Libor Fixing: Lloyds Fires 8 People and Recoups £3m in Bonuses After Investigation
Lloyds Profits Jump Despite Libor Fixing Fines and Extra PPI Compensation Reuters

Lloyds Banking Group has reported a 32% surge in underlying first-half profit despite shelling out £218m in Libor fixing fines and an extra few hundred million pounds for mis-selling payment protection insurance compensation.

Lloyds revealed in its results for the first six months of this year that underlying profit grew to £3.8bn (€4.8bn, $6.4bn), from £2.9bn in the same period last year and from £3.2bn from the half year to 31 December 2013.

The bank, which is just under 25% owned by the UK government, said that improved economic conditions has help it boost profits.

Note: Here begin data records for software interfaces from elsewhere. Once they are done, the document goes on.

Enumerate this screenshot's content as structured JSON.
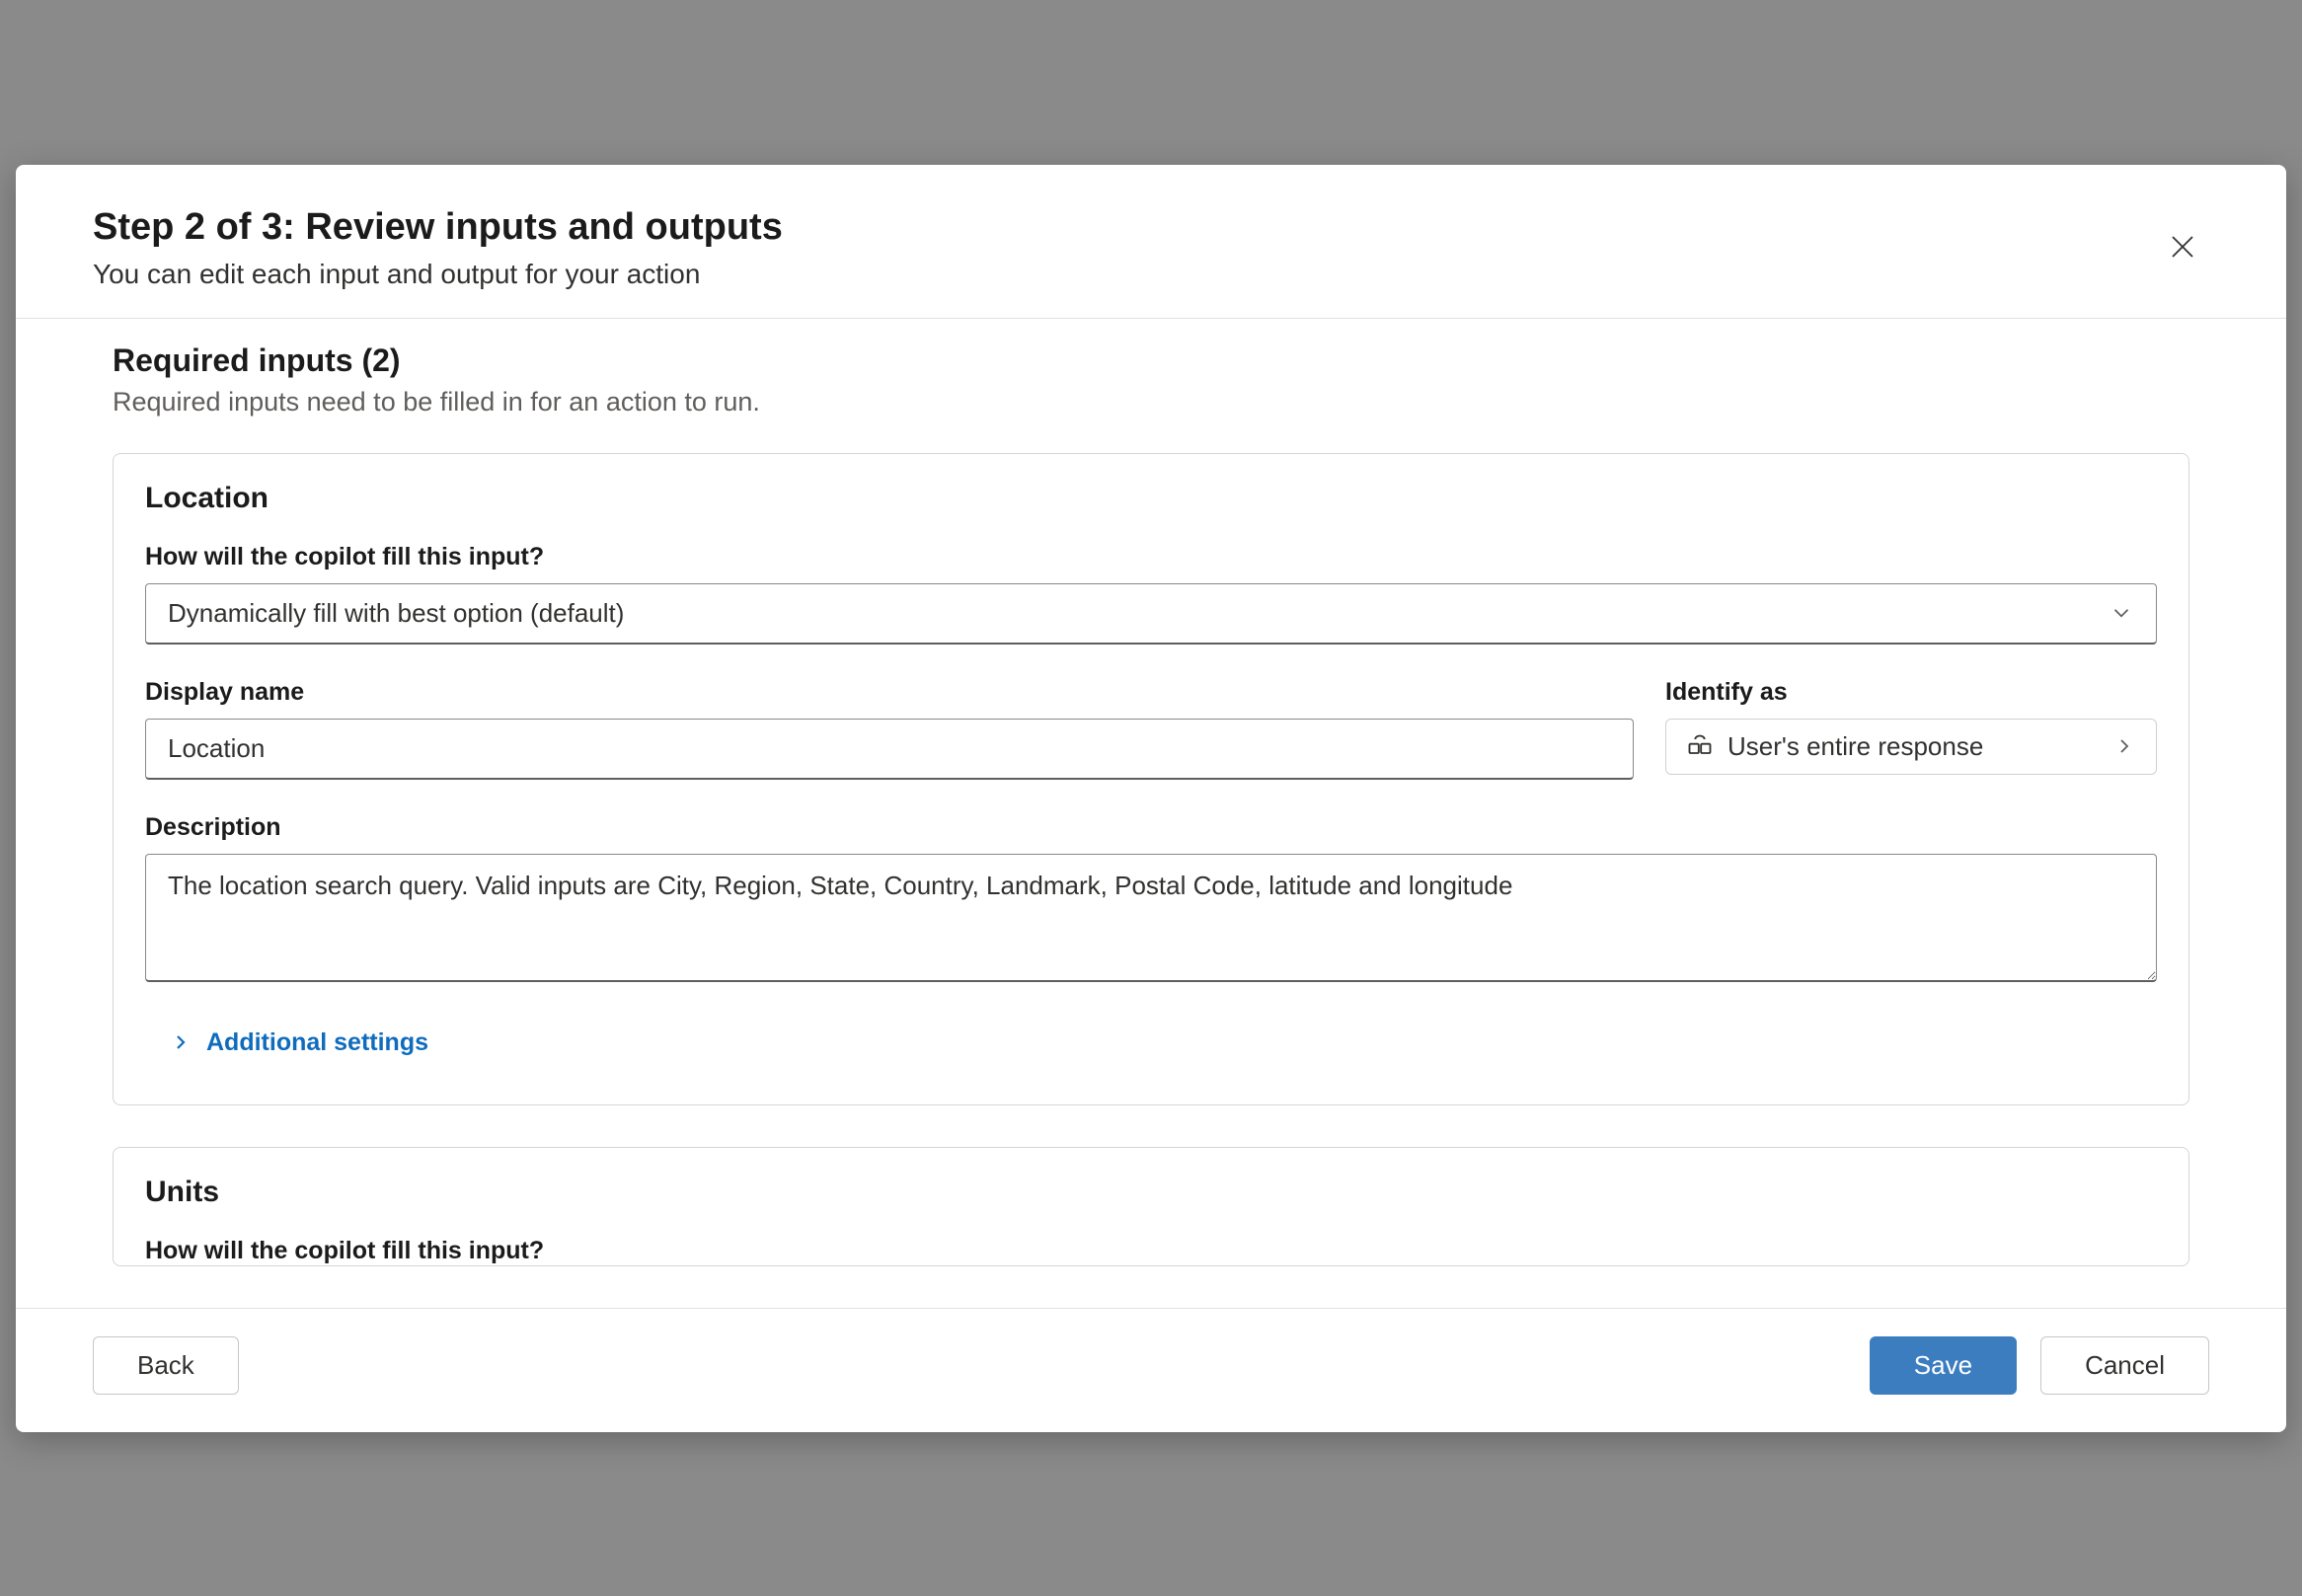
{
  "header": {
    "title": "Step 2 of 3: Review inputs and outputs",
    "subtitle": "You can edit each input and output for your action"
  },
  "section": {
    "heading": "Required inputs (2)",
    "subtext": "Required inputs need to be filled in for an action to run."
  },
  "cards": [
    {
      "title": "Location",
      "fill_label": "How will the copilot fill this input?",
      "fill_value": "Dynamically fill with best option (default)",
      "display_name_label": "Display name",
      "display_name_value": "Location",
      "identify_label": "Identify as",
      "identify_value": "User's entire response",
      "description_label": "Description",
      "description_value": "The location search query. Valid inputs are City, Region, State, Country, Landmark, Postal Code, latitude and longitude",
      "additional_settings": "Additional settings"
    },
    {
      "title": "Units",
      "fill_label_partial": "How will the copilot fill this input?"
    }
  ],
  "footer": {
    "back": "Back",
    "save": "Save",
    "cancel": "Cancel"
  }
}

"In the first half of 2014, we continued to successfully execute our strategy, further enhancing our leading cost position and low cost of equity, by investing in the products and services our customers need and further strengthening and de-risking our balance sheet, reducing costs and increasing efficiency," said António Horta-Osório, CEO at Lloyds in a statement.

"As a result, we substantially improved our underlying financial performance and delivered a statutory profit, despite further charges for legacy issues."

Lloyds' Charges

On 28 July, Lloyds paid £61.7m to the US Commodity Futures and Trading Commission (CFTC) to settle Libor fixing charges and £50.6m to the Department of Justice.

It also forked out £105m to the UK's Financial Conduct Authority (FCA), making this bumper settlement the seventh of its kind since 2012.

Libor is a lending rate that is set by a panel of banks, which directly influences the value of trillions of dollars of financial deals.

The benchmark reference rates are used in euro, US dollar and British sterling over-the-counter (OTC) interest rate derivatives contracts and exchange traded interest rate contracts.

Lloyds also revealed that it has set aside an extra £600m, taking its total bill to over £10bn, to deal with mis-sold PPI.

Banks have now set aside around £21bn to deal with the scandal.

PPI was originally designed to provide loan repayment cover, should the customer fall ill, lose their job or have an accident.

However, millions of customers have now submitted complaints stating that that they never wanted or needed the policy in the first place.